**Entries from a dataset of interfaces:**
******
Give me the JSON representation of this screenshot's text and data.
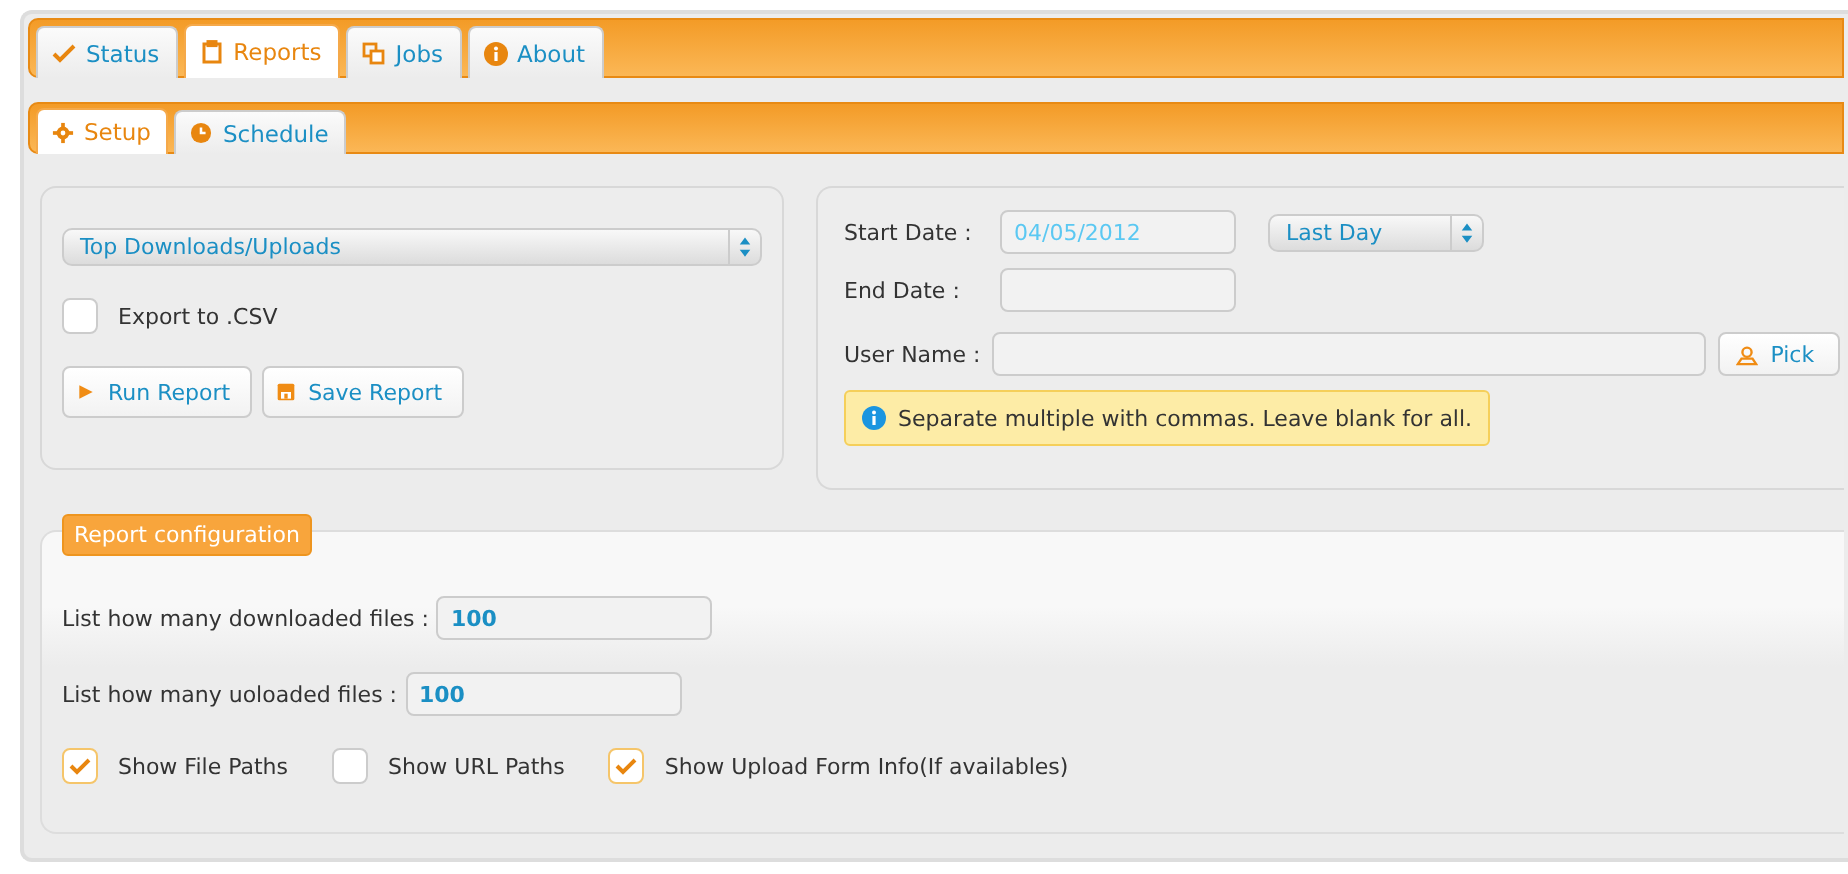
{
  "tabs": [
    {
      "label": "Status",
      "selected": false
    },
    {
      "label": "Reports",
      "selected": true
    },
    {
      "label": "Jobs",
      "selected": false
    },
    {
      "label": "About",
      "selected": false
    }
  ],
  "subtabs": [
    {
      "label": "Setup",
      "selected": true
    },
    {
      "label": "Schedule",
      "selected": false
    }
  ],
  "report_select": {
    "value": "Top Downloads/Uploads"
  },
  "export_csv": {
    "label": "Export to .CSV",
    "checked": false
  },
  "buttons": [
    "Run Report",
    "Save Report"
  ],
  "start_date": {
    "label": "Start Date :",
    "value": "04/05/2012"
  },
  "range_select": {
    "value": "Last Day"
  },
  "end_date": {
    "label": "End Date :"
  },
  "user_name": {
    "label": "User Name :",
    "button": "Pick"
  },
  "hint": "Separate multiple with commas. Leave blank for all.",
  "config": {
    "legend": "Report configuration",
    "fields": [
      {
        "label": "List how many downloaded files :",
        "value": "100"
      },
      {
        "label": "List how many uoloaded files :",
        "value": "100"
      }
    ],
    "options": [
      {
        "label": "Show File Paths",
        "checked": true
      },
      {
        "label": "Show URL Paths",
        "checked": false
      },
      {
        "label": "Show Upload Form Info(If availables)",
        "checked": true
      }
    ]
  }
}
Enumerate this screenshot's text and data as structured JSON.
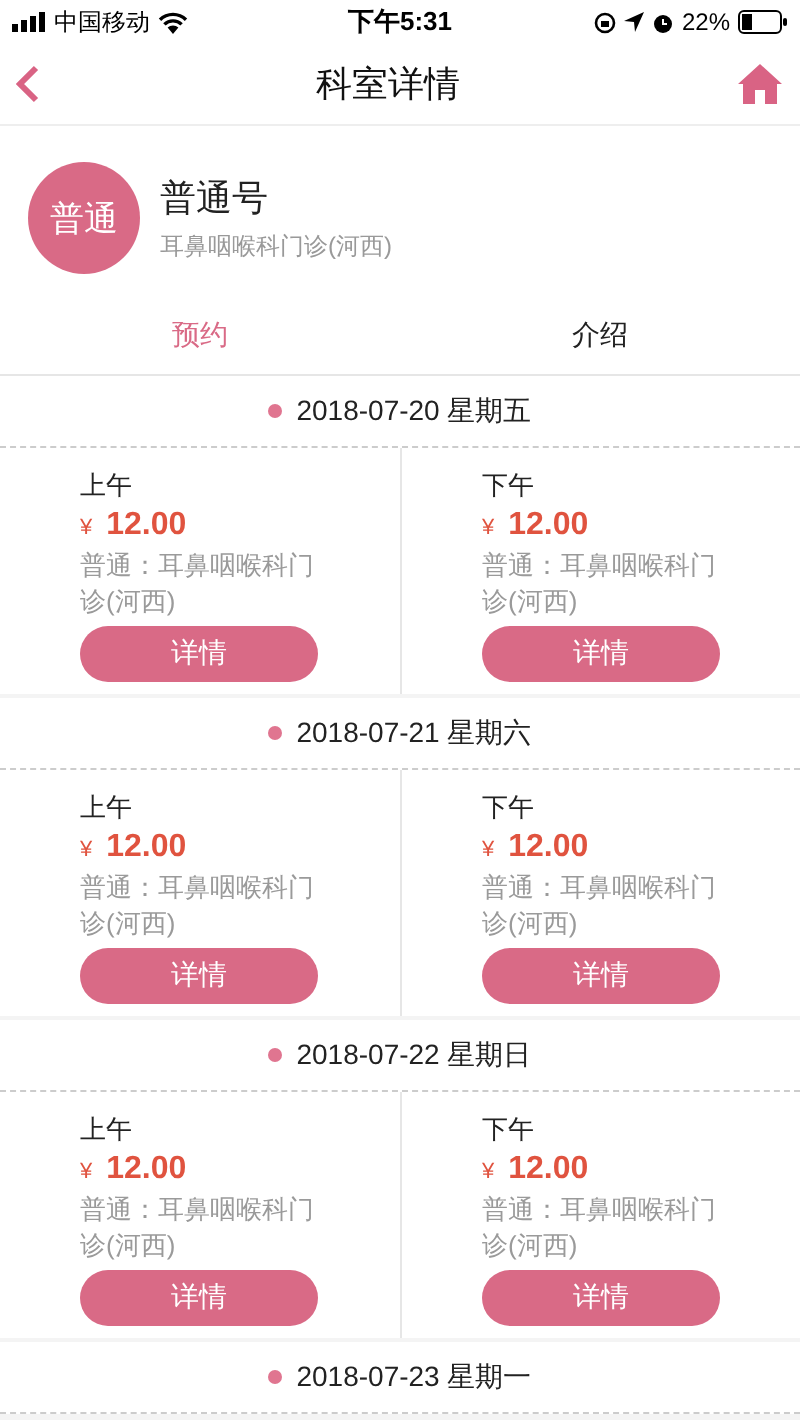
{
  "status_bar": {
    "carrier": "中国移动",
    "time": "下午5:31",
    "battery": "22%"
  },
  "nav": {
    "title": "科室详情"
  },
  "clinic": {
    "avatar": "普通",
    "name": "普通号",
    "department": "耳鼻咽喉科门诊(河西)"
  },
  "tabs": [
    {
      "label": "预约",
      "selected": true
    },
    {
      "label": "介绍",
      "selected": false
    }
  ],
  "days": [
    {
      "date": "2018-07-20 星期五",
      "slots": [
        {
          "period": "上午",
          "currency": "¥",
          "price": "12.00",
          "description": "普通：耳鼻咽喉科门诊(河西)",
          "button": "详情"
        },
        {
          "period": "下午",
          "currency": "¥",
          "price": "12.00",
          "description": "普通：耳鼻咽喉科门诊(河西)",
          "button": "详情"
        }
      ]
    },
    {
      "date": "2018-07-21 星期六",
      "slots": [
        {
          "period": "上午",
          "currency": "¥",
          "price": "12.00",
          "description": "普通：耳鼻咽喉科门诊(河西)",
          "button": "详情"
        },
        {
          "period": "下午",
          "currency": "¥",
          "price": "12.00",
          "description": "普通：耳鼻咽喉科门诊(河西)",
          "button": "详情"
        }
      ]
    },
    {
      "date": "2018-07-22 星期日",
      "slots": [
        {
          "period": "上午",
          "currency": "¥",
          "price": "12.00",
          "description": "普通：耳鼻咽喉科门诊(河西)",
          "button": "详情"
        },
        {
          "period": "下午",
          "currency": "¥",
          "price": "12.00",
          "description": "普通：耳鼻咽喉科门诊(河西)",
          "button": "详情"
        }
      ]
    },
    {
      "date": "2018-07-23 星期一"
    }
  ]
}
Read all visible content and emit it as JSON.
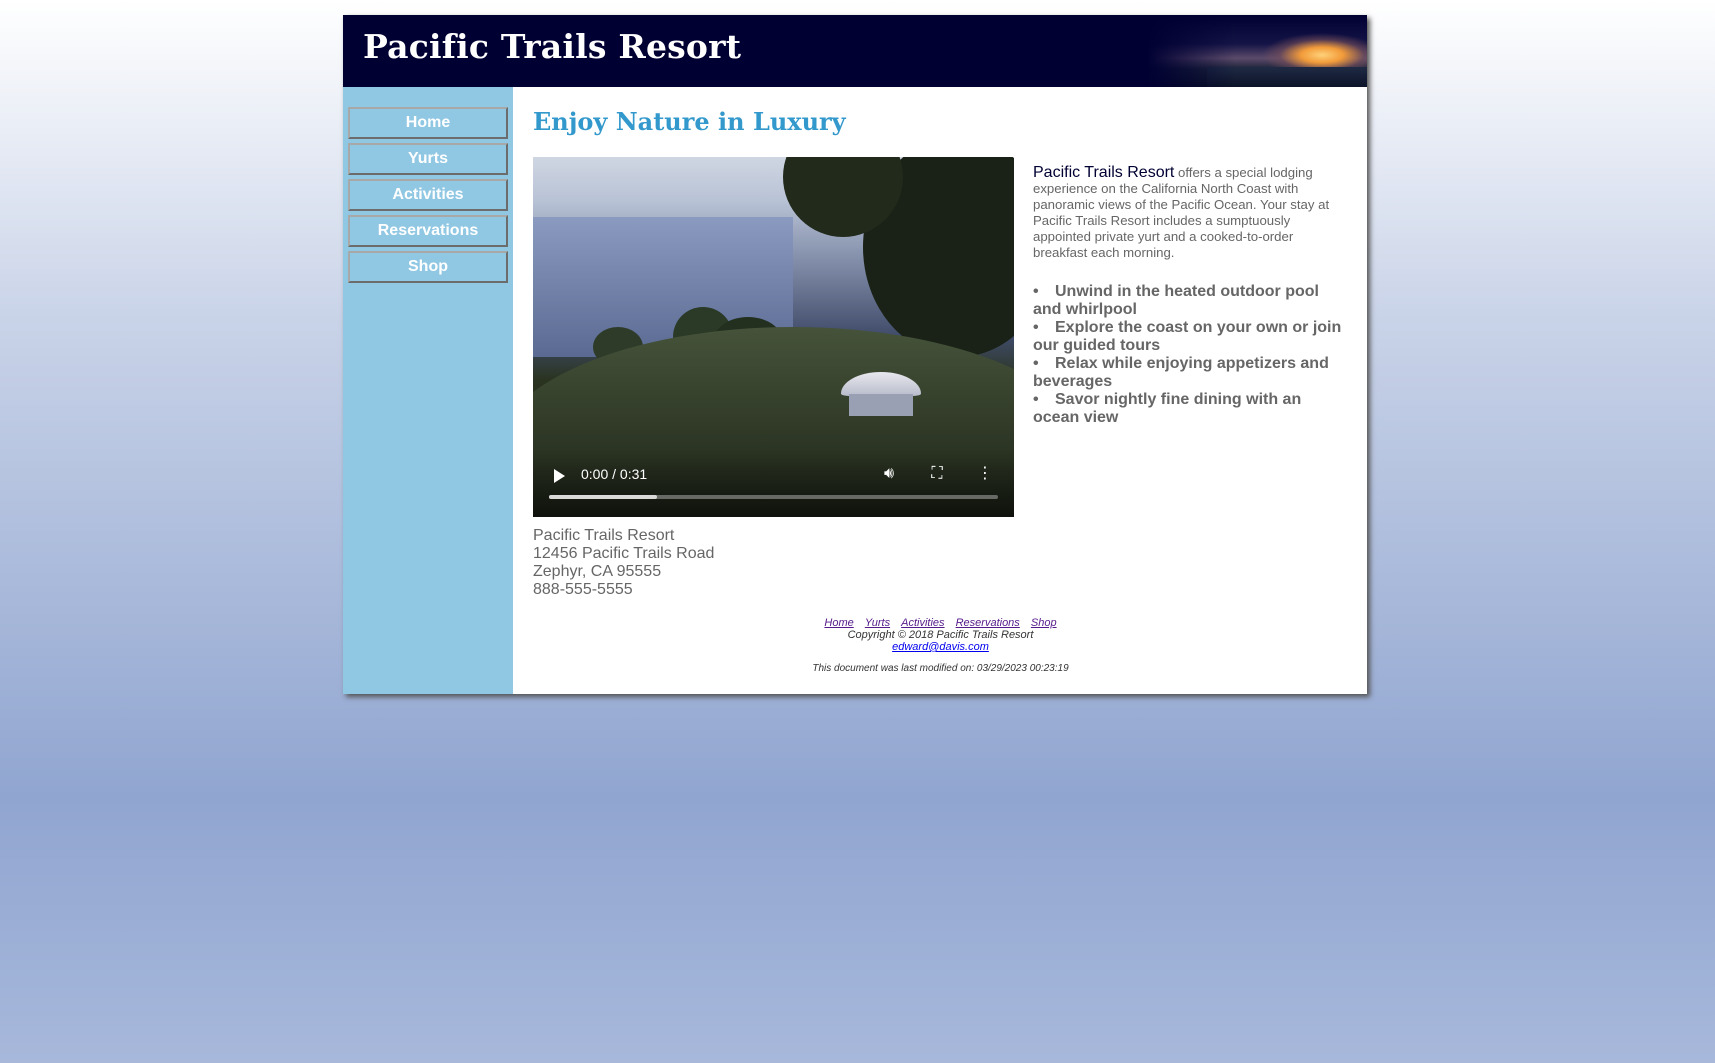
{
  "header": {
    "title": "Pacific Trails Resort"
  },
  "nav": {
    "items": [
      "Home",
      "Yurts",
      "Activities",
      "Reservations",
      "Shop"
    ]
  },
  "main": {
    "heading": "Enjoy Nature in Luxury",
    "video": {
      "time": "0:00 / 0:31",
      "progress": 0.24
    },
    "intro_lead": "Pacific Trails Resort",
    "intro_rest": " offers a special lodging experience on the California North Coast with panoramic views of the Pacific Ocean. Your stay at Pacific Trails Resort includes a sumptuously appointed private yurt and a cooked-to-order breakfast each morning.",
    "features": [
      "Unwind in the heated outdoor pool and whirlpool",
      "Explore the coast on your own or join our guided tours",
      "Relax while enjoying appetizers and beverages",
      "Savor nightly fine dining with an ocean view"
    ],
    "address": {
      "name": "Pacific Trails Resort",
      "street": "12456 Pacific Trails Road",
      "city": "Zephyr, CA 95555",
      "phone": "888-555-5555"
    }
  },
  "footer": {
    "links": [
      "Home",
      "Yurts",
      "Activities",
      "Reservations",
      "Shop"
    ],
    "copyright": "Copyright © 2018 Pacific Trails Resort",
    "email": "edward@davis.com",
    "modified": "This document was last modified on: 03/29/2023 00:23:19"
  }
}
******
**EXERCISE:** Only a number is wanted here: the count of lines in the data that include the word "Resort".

**TASK OUTPUT:** 5